▸ **YOUR OBJECTIVE**
Among the lines of the material, copy those that hold the string "Haraay".
________________________
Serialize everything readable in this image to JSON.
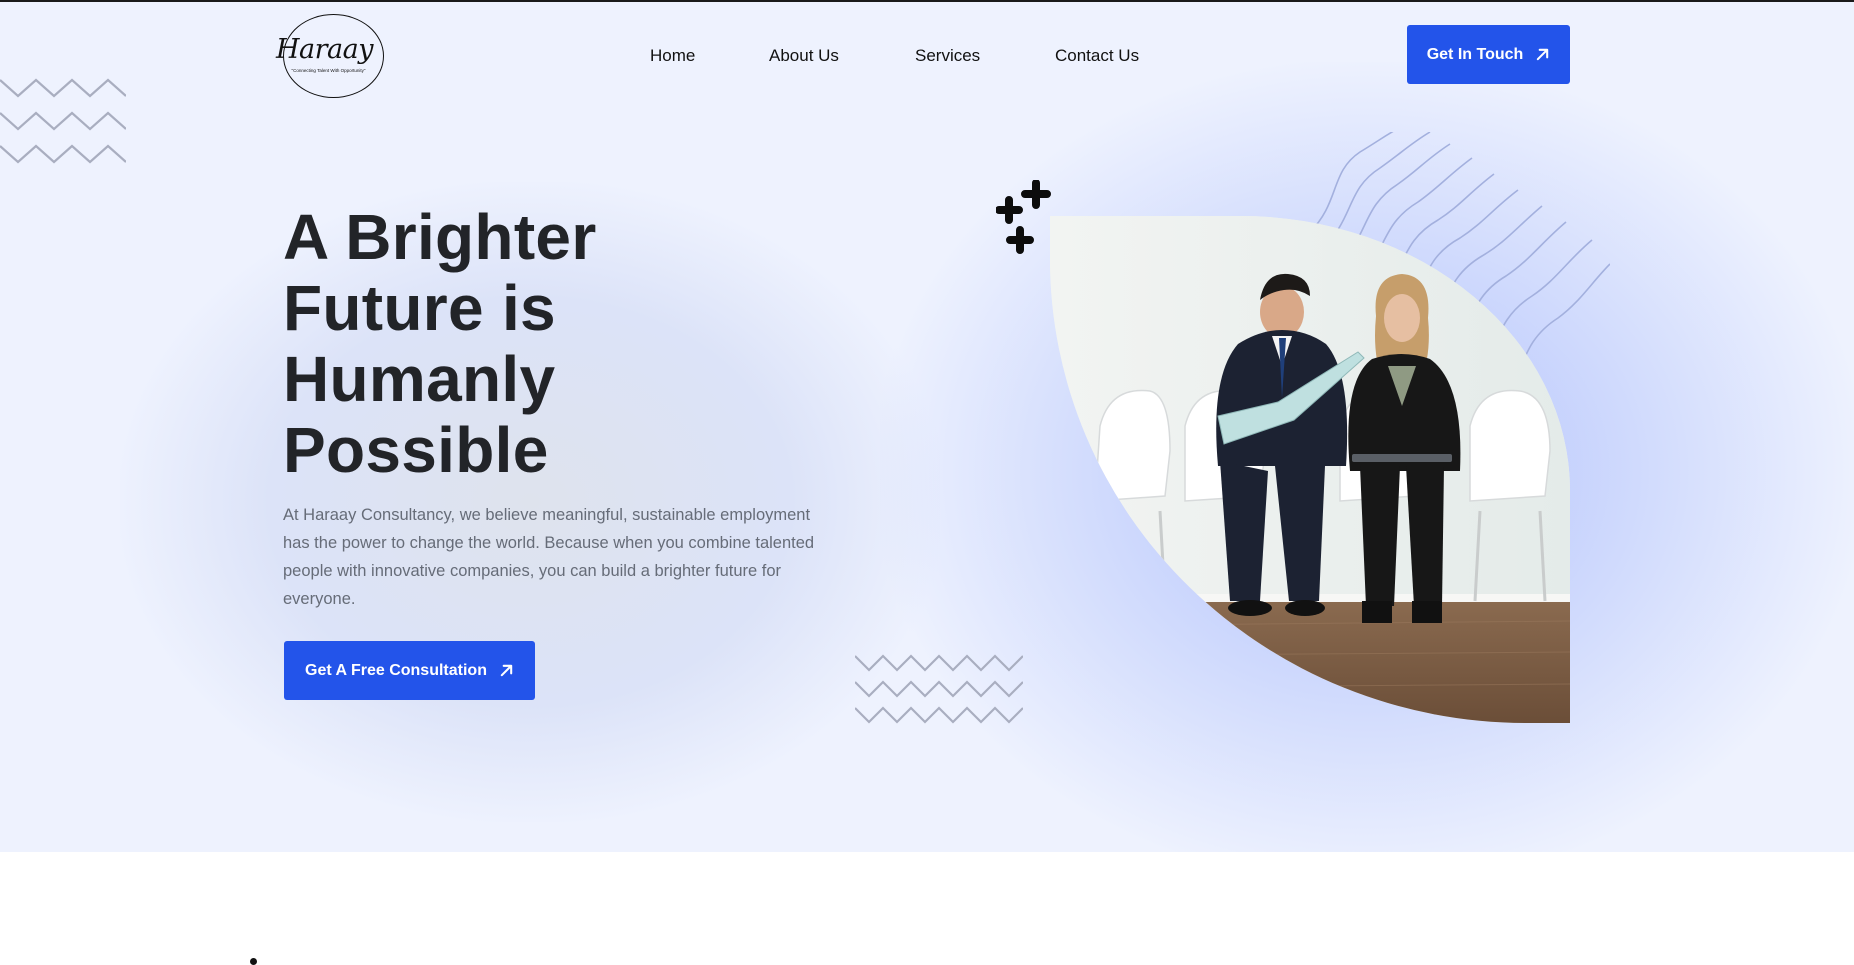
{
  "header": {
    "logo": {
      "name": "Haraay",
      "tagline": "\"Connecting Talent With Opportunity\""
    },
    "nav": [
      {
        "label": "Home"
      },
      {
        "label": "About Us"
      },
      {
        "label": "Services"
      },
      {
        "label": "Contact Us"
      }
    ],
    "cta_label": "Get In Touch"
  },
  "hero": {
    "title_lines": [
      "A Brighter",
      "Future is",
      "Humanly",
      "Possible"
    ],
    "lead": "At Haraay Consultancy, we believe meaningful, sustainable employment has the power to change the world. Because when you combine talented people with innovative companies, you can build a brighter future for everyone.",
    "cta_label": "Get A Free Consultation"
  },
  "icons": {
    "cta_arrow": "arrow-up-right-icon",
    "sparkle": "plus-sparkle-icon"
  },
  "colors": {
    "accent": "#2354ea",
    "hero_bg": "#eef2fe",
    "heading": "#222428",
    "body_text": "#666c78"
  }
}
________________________
▸ **ANSWER**
      "name": "Haraay",
    "lead": "At Haraay Consultancy, we believe meaningful, sustainable employment has the power to change the world. Because when you combine talented people with innovative companies, you can build a brighter future for everyone.",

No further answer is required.